** INSTRUCTIONS FOR THE TASK **
Your answer should be the records below, repeated exactly as they stand.

(Interface dataset entries)
☆ ☆ ☆ ☆ ☆

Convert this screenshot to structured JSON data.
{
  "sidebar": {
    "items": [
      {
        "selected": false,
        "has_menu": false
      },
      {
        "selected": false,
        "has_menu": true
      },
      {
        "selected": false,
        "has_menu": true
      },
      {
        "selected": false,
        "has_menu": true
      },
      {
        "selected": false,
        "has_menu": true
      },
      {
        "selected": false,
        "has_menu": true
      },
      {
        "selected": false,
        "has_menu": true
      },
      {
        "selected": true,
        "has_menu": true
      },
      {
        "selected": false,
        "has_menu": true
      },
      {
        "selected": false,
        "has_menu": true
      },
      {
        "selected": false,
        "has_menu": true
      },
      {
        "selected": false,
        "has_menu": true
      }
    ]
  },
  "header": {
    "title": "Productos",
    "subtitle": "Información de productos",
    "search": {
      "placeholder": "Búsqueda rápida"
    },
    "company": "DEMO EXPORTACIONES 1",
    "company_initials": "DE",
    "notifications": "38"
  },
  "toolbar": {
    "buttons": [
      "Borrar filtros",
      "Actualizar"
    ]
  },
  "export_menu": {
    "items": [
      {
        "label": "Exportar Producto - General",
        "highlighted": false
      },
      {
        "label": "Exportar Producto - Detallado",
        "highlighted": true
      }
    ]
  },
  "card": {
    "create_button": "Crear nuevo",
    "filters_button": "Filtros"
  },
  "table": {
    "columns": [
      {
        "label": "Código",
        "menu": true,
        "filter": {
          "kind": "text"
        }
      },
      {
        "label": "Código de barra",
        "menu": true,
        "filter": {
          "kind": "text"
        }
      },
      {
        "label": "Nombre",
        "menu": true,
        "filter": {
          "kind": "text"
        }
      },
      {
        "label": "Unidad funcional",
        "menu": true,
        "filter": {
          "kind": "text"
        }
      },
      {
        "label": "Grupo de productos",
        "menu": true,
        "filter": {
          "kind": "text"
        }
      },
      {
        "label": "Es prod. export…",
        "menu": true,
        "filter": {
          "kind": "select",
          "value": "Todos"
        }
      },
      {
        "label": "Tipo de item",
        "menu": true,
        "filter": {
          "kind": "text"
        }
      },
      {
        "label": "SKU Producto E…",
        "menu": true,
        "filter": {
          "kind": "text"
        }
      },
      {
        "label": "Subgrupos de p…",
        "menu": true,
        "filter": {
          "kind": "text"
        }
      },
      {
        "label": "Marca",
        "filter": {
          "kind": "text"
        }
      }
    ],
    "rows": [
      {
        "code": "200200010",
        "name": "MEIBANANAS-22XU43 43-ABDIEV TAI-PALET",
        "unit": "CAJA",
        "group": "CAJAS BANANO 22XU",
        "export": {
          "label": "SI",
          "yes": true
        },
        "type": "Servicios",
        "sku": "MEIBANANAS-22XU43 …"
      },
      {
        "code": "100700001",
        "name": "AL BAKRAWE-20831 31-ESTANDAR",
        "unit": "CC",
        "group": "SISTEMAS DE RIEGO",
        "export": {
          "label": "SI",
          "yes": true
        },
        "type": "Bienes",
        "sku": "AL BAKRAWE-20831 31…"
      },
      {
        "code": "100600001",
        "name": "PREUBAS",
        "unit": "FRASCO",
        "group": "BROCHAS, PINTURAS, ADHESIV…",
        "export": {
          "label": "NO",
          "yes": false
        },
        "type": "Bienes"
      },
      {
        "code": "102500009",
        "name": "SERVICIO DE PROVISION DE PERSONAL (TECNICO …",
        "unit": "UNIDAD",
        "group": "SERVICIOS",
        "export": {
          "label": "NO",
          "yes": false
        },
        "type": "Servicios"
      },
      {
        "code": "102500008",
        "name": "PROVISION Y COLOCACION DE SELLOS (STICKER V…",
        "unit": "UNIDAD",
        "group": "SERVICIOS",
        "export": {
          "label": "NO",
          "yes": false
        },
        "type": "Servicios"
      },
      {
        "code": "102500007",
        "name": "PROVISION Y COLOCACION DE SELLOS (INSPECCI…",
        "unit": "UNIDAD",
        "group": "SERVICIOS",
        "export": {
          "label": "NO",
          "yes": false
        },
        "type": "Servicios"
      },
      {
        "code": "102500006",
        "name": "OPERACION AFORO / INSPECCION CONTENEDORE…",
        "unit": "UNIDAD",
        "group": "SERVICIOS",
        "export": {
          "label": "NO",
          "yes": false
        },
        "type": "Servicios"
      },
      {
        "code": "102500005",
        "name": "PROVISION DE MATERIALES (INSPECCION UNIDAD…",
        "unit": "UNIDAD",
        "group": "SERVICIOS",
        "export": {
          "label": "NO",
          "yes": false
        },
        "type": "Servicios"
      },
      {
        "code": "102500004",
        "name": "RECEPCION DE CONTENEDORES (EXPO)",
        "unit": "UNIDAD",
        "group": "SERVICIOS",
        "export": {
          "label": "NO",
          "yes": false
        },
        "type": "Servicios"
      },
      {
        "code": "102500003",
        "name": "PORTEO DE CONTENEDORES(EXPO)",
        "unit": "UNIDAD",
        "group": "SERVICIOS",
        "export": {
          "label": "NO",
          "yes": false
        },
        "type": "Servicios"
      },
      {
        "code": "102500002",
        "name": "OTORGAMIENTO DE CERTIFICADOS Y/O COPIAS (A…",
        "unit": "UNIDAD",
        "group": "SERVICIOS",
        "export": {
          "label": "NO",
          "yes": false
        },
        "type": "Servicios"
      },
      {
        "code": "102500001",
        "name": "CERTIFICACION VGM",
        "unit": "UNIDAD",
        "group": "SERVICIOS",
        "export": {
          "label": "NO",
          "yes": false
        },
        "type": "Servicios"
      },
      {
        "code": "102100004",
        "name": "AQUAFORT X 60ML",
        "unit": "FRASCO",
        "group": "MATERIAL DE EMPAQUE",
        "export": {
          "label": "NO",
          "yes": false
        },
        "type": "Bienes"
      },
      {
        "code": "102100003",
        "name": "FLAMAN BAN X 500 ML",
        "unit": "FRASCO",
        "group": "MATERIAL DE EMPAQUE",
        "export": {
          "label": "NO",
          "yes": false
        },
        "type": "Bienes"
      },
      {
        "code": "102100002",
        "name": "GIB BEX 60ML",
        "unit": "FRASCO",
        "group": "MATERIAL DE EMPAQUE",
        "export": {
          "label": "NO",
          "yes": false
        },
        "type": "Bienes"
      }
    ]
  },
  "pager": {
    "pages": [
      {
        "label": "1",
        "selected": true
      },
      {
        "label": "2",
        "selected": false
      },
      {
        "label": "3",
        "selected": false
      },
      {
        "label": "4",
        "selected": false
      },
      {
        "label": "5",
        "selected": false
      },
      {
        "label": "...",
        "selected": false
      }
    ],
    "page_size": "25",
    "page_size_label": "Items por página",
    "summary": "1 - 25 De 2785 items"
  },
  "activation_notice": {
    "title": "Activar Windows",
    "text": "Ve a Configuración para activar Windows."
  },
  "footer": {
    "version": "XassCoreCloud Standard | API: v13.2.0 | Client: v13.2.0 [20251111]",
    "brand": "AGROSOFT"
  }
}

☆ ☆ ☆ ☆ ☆

** TASK RESPONSE **
Convert this screenshot to structured JSON data.
{
  "sidebar": {
    "items": [
      {
        "selected": false,
        "has_menu": false
      },
      {
        "selected": false,
        "has_menu": true
      },
      {
        "selected": false,
        "has_menu": true
      },
      {
        "selected": false,
        "has_menu": true
      },
      {
        "selected": false,
        "has_menu": true
      },
      {
        "selected": false,
        "has_menu": true
      },
      {
        "selected": false,
        "has_menu": true
      },
      {
        "selected": true,
        "has_menu": true
      },
      {
        "selected": false,
        "has_menu": true
      },
      {
        "selected": false,
        "has_menu": true
      },
      {
        "selected": false,
        "has_menu": true
      },
      {
        "selected": false,
        "has_menu": true
      }
    ]
  },
  "header": {
    "title": "Productos",
    "subtitle": "Información de productos",
    "search": {
      "placeholder": "Búsqueda rápida"
    },
    "company": "DEMO EXPORTACIONES 1",
    "company_initials": "DE",
    "notifications": "38"
  },
  "toolbar": {
    "buttons": [
      "Borrar filtros",
      "Actualizar"
    ]
  },
  "export_menu": {
    "items": [
      {
        "label": "Exportar Producto - General",
        "highlighted": false
      },
      {
        "label": "Exportar Producto - Detallado",
        "highlighted": true
      }
    ]
  },
  "card": {
    "create_button": "Crear nuevo",
    "filters_button": "Filtros"
  },
  "table": {
    "columns": [
      {
        "label": "Código",
        "menu": true,
        "filter": {
          "kind": "text"
        }
      },
      {
        "label": "Código de barra",
        "menu": true,
        "filter": {
          "kind": "text"
        }
      },
      {
        "label": "Nombre",
        "menu": true,
        "filter": {
          "kind": "text"
        }
      },
      {
        "label": "Unidad funcional",
        "menu": true,
        "filter": {
          "kind": "text"
        }
      },
      {
        "label": "Grupo de productos",
        "menu": true,
        "filter": {
          "kind": "text"
        }
      },
      {
        "label": "Es prod. export…",
        "menu": true,
        "filter": {
          "kind": "select",
          "value": "Todos"
        }
      },
      {
        "label": "Tipo de item",
        "menu": true,
        "filter": {
          "kind": "text"
        }
      },
      {
        "label": "SKU Producto E…",
        "menu": true,
        "filter": {
          "kind": "text"
        }
      },
      {
        "label": "Subgrupos de p…",
        "menu": true,
        "filter": {
          "kind": "text"
        }
      },
      {
        "label": "Marca",
        "filter": {
          "kind": "text"
        }
      }
    ],
    "rows": [
      {
        "code": "200200010",
        "name": "MEIBANANAS-22XU43 43-ABDIEV TAI-PALET",
        "unit": "CAJA",
        "group": "CAJAS BANANO 22XU",
        "export": {
          "label": "SI",
          "yes": true
        },
        "type": "Servicios",
        "sku": "MEIBANANAS-22XU43 …"
      },
      {
        "code": "100700001",
        "name": "AL BAKRAWE-20831 31-ESTANDAR",
        "unit": "CC",
        "group": "SISTEMAS DE RIEGO",
        "export": {
          "label": "SI",
          "yes": true
        },
        "type": "Bienes",
        "sku": "AL BAKRAWE-20831 31…"
      },
      {
        "code": "100600001",
        "name": "PREUBAS",
        "unit": "FRASCO",
        "group": "BROCHAS, PINTURAS, ADHESIV…",
        "export": {
          "label": "NO",
          "yes": false
        },
        "type": "Bienes"
      },
      {
        "code": "102500009",
        "name": "SERVICIO DE PROVISION DE PERSONAL (TECNICO …",
        "unit": "UNIDAD",
        "group": "SERVICIOS",
        "export": {
          "label": "NO",
          "yes": false
        },
        "type": "Servicios"
      },
      {
        "code": "102500008",
        "name": "PROVISION Y COLOCACION DE SELLOS (STICKER V…",
        "unit": "UNIDAD",
        "group": "SERVICIOS",
        "export": {
          "label": "NO",
          "yes": false
        },
        "type": "Servicios"
      },
      {
        "code": "102500007",
        "name": "PROVISION Y COLOCACION DE SELLOS (INSPECCI…",
        "unit": "UNIDAD",
        "group": "SERVICIOS",
        "export": {
          "label": "NO",
          "yes": false
        },
        "type": "Servicios"
      },
      {
        "code": "102500006",
        "name": "OPERACION AFORO / INSPECCION CONTENEDORE…",
        "unit": "UNIDAD",
        "group": "SERVICIOS",
        "export": {
          "label": "NO",
          "yes": false
        },
        "type": "Servicios"
      },
      {
        "code": "102500005",
        "name": "PROVISION DE MATERIALES (INSPECCION UNIDAD…",
        "unit": "UNIDAD",
        "group": "SERVICIOS",
        "export": {
          "label": "NO",
          "yes": false
        },
        "type": "Servicios"
      },
      {
        "code": "102500004",
        "name": "RECEPCION DE CONTENEDORES (EXPO)",
        "unit": "UNIDAD",
        "group": "SERVICIOS",
        "export": {
          "label": "NO",
          "yes": false
        },
        "type": "Servicios"
      },
      {
        "code": "102500003",
        "name": "PORTEO DE CONTENEDORES(EXPO)",
        "unit": "UNIDAD",
        "group": "SERVICIOS",
        "export": {
          "label": "NO",
          "yes": false
        },
        "type": "Servicios"
      },
      {
        "code": "102500002",
        "name": "OTORGAMIENTO DE CERTIFICADOS Y/O COPIAS (A…",
        "unit": "UNIDAD",
        "group": "SERVICIOS",
        "export": {
          "label": "NO",
          "yes": false
        },
        "type": "Servicios"
      },
      {
        "code": "102500001",
        "name": "CERTIFICACION VGM",
        "unit": "UNIDAD",
        "group": "SERVICIOS",
        "export": {
          "label": "NO",
          "yes": false
        },
        "type": "Servicios"
      },
      {
        "code": "102100004",
        "name": "AQUAFORT X 60ML",
        "unit": "FRASCO",
        "group": "MATERIAL DE EMPAQUE",
        "export": {
          "label": "NO",
          "yes": false
        },
        "type": "Bienes"
      },
      {
        "code": "102100003",
        "name": "FLAMAN BAN X 500 ML",
        "unit": "FRASCO",
        "group": "MATERIAL DE EMPAQUE",
        "export": {
          "label": "NO",
          "yes": false
        },
        "type": "Bienes"
      },
      {
        "code": "102100002",
        "name": "GIB BEX 60ML",
        "unit": "FRASCO",
        "group": "MATERIAL DE EMPAQUE",
        "export": {
          "label": "NO",
          "yes": false
        },
        "type": "Bienes"
      }
    ]
  },
  "pager": {
    "pages": [
      {
        "label": "1",
        "selected": true
      },
      {
        "label": "2",
        "selected": false
      },
      {
        "label": "3",
        "selected": false
      },
      {
        "label": "4",
        "selected": false
      },
      {
        "label": "5",
        "selected": false
      },
      {
        "label": "...",
        "selected": false
      }
    ],
    "page_size": "25",
    "page_size_label": "Items por página",
    "summary": "1 - 25 De 2785 items"
  },
  "activation_notice": {
    "title": "Activar Windows",
    "text": "Ve a Configuración para activar Windows."
  },
  "footer": {
    "version": "XassCoreCloud Standard | API: v13.2.0 | Client: v13.2.0 [20251111]",
    "brand": "AGROSOFT"
  }
}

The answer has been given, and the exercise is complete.